* App and web page records:
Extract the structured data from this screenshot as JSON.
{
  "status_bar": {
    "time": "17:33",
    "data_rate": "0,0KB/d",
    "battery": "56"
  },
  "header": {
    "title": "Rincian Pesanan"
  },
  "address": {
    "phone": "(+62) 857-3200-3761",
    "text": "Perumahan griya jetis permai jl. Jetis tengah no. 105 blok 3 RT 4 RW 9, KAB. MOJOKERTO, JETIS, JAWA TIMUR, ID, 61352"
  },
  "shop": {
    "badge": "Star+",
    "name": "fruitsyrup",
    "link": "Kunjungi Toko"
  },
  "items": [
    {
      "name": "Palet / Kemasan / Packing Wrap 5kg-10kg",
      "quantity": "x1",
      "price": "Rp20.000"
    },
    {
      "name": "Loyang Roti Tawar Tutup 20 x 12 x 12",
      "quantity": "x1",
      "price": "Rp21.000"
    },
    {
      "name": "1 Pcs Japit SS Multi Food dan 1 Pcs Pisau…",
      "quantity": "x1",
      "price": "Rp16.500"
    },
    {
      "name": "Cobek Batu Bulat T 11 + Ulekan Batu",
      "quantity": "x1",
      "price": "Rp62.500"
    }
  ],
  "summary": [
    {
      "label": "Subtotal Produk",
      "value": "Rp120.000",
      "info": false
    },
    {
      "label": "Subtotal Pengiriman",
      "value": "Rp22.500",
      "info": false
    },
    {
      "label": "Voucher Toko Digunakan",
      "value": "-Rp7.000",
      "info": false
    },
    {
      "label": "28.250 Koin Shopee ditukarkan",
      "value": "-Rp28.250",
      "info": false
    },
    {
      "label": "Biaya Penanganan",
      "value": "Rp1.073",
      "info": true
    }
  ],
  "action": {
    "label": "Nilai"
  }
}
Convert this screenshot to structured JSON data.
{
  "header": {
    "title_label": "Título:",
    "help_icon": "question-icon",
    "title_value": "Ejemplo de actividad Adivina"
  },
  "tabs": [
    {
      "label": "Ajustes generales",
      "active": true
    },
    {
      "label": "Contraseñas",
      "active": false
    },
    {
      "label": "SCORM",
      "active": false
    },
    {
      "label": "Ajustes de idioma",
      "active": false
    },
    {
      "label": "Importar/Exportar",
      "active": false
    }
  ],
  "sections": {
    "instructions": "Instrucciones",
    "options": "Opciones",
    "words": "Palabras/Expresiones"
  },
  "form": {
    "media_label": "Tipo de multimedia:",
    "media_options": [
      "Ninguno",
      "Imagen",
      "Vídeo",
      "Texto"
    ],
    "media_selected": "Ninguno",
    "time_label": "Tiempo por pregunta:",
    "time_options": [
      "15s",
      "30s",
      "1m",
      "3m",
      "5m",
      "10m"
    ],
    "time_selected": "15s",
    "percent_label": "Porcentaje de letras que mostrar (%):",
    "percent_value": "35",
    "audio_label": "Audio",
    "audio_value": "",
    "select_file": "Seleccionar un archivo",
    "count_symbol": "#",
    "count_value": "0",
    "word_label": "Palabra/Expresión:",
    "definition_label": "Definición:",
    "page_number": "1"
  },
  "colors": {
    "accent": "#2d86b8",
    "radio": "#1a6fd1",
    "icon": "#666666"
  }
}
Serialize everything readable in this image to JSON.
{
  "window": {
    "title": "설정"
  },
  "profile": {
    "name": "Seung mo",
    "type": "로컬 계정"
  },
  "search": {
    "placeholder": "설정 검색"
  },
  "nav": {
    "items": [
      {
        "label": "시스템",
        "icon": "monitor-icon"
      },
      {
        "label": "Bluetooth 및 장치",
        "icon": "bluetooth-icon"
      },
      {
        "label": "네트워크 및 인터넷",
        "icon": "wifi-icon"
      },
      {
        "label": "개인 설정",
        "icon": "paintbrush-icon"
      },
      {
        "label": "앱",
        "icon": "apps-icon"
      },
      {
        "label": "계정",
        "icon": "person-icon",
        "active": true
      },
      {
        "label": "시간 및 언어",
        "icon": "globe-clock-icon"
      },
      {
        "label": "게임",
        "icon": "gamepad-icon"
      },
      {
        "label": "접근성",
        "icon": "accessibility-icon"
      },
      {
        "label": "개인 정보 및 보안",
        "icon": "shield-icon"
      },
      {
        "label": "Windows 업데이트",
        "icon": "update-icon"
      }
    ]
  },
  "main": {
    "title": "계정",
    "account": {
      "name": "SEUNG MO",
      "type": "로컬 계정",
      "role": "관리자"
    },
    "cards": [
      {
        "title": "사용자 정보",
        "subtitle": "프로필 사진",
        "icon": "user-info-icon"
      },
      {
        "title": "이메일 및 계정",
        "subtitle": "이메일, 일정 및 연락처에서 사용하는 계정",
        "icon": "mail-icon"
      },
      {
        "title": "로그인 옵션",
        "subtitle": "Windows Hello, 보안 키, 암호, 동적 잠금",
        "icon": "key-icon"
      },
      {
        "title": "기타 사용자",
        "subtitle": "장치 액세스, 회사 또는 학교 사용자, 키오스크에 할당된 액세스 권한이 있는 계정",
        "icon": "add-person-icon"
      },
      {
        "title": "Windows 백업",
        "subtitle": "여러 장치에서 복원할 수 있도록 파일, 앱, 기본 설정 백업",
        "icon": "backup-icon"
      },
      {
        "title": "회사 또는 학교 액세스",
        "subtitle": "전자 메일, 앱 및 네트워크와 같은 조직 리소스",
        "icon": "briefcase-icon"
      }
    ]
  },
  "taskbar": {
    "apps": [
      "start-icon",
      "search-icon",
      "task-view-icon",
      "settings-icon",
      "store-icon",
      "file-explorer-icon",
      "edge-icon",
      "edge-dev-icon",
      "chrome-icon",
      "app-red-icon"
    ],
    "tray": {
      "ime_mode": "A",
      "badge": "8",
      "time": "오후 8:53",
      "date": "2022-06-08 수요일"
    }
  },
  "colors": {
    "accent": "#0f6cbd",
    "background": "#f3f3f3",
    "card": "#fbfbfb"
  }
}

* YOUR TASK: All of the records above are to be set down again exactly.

* EXERCISE RESPONSE:
Extract the structured data from this screenshot as JSON.
{
  "status_bar": {
    "time": "17:33",
    "data_rate": "0,0KB/d",
    "battery": "56"
  },
  "header": {
    "title": "Rincian Pesanan"
  },
  "address": {
    "phone": "(+62) 857-3200-3761",
    "text": "Perumahan griya jetis permai jl. Jetis tengah no. 105 blok 3 RT 4 RW 9, KAB. MOJOKERTO, JETIS, JAWA TIMUR, ID, 61352"
  },
  "shop": {
    "badge": "Star+",
    "name": "fruitsyrup",
    "link": "Kunjungi Toko"
  },
  "items": [
    {
      "name": "Palet / Kemasan / Packing Wrap 5kg-10kg",
      "quantity": "x1",
      "price": "Rp20.000"
    },
    {
      "name": "Loyang Roti Tawar Tutup 20 x 12 x 12",
      "quantity": "x1",
      "price": "Rp21.000"
    },
    {
      "name": "1 Pcs Japit SS Multi Food dan 1 Pcs Pisau…",
      "quantity": "x1",
      "price": "Rp16.500"
    },
    {
      "name": "Cobek Batu Bulat T 11 + Ulekan Batu",
      "quantity": "x1",
      "price": "Rp62.500"
    }
  ],
  "summary": [
    {
      "label": "Subtotal Produk",
      "value": "Rp120.000",
      "info": false
    },
    {
      "label": "Subtotal Pengiriman",
      "value": "Rp22.500",
      "info": false
    },
    {
      "label": "Voucher Toko Digunakan",
      "value": "-Rp7.000",
      "info": false
    },
    {
      "label": "28.250 Koin Shopee ditukarkan",
      "value": "-Rp28.250",
      "info": false
    },
    {
      "label": "Biaya Penanganan",
      "value": "Rp1.073",
      "info": true
    }
  ],
  "action": {
    "label": "Nilai"
  }
}
Convert this screenshot to structured JSON data.
{
  "header": {
    "title_label": "Título:",
    "help_icon": "question-icon",
    "title_value": "Ejemplo de actividad Adivina"
  },
  "tabs": [
    {
      "label": "Ajustes generales",
      "active": true
    },
    {
      "label": "Contraseñas",
      "active": false
    },
    {
      "label": "SCORM",
      "active": false
    },
    {
      "label": "Ajustes de idioma",
      "active": false
    },
    {
      "label": "Importar/Exportar",
      "active": false
    }
  ],
  "sections": {
    "instructions": "Instrucciones",
    "options": "Opciones",
    "words": "Palabras/Expresiones"
  },
  "form": {
    "media_label": "Tipo de multimedia:",
    "media_options": [
      "Ninguno",
      "Imagen",
      "Vídeo",
      "Texto"
    ],
    "media_selected": "Ninguno",
    "time_label": "Tiempo por pregunta:",
    "time_options": [
      "15s",
      "30s",
      "1m",
      "3m",
      "5m",
      "10m"
    ],
    "time_selected": "15s",
    "percent_label": "Porcentaje de letras que mostrar (%):",
    "percent_value": "35",
    "audio_label": "Audio",
    "audio_value": "",
    "select_file": "Seleccionar un archivo",
    "count_symbol": "#",
    "count_value": "0",
    "word_label": "Palabra/Expresión:",
    "definition_label": "Definición:",
    "page_number": "1"
  },
  "colors": {
    "accent": "#2d86b8",
    "radio": "#1a6fd1",
    "icon": "#666666"
  }
}
Serialize everything readable in this image to JSON.
{
  "window": {
    "title": "설정"
  },
  "profile": {
    "name": "Seung mo",
    "type": "로컬 계정"
  },
  "search": {
    "placeholder": "설정 검색"
  },
  "nav": {
    "items": [
      {
        "label": "시스템",
        "icon": "monitor-icon"
      },
      {
        "label": "Bluetooth 및 장치",
        "icon": "bluetooth-icon"
      },
      {
        "label": "네트워크 및 인터넷",
        "icon": "wifi-icon"
      },
      {
        "label": "개인 설정",
        "icon": "paintbrush-icon"
      },
      {
        "label": "앱",
        "icon": "apps-icon"
      },
      {
        "label": "계정",
        "icon": "person-icon",
        "active": true
      },
      {
        "label": "시간 및 언어",
        "icon": "globe-clock-icon"
      },
      {
        "label": "게임",
        "icon": "gamepad-icon"
      },
      {
        "label": "접근성",
        "icon": "accessibility-icon"
      },
      {
        "label": "개인 정보 및 보안",
        "icon": "shield-icon"
      },
      {
        "label": "Windows 업데이트",
        "icon": "update-icon"
      }
    ]
  },
  "main": {
    "title": "계정",
    "account": {
      "name": "SEUNG MO",
      "type": "로컬 계정",
      "role": "관리자"
    },
    "cards": [
      {
        "title": "사용자 정보",
        "subtitle": "프로필 사진",
        "icon": "user-info-icon"
      },
      {
        "title": "이메일 및 계정",
        "subtitle": "이메일, 일정 및 연락처에서 사용하는 계정",
        "icon": "mail-icon"
      },
      {
        "title": "로그인 옵션",
        "subtitle": "Windows Hello, 보안 키, 암호, 동적 잠금",
        "icon": "key-icon"
      },
      {
        "title": "기타 사용자",
        "subtitle": "장치 액세스, 회사 또는 학교 사용자, 키오스크에 할당된 액세스 권한이 있는 계정",
        "icon": "add-person-icon"
      },
      {
        "title": "Windows 백업",
        "subtitle": "여러 장치에서 복원할 수 있도록 파일, 앱, 기본 설정 백업",
        "icon": "backup-icon"
      },
      {
        "title": "회사 또는 학교 액세스",
        "subtitle": "전자 메일, 앱 및 네트워크와 같은 조직 리소스",
        "icon": "briefcase-icon"
      }
    ]
  },
  "taskbar": {
    "apps": [
      "start-icon",
      "search-icon",
      "task-view-icon",
      "settings-icon",
      "store-icon",
      "file-explorer-icon",
      "edge-icon",
      "edge-dev-icon",
      "chrome-icon",
      "app-red-icon"
    ],
    "tray": {
      "ime_mode": "A",
      "badge": "8",
      "time": "오후 8:53",
      "date": "2022-06-08 수요일"
    }
  },
  "colors": {
    "accent": "#0f6cbd",
    "background": "#f3f3f3",
    "card": "#fbfbfb"
  }
}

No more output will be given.